-- Information supplied follows --

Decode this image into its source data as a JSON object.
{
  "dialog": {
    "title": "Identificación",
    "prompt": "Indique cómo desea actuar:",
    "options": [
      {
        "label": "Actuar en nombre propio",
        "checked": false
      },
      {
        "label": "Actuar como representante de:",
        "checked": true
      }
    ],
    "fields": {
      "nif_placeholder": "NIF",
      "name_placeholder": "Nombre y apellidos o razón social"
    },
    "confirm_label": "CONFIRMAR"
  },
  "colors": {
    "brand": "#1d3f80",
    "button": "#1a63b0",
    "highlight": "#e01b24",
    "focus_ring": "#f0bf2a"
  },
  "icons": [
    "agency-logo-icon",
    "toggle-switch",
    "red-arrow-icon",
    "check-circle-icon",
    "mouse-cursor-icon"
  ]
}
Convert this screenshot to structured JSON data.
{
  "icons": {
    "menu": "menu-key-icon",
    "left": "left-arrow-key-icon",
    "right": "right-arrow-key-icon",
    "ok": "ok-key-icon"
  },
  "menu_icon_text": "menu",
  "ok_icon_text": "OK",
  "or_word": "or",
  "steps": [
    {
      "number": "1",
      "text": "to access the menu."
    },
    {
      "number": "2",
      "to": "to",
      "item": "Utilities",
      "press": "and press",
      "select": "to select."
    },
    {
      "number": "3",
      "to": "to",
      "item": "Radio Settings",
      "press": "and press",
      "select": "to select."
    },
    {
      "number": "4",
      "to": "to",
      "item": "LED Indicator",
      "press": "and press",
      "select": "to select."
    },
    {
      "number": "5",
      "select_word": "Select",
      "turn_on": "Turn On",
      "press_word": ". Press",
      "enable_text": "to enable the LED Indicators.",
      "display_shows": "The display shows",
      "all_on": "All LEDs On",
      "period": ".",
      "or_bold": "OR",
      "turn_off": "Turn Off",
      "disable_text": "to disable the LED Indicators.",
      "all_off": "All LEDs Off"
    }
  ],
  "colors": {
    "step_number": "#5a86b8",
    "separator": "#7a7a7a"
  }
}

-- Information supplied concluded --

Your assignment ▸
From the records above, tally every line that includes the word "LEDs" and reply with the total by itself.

Response area ▸
2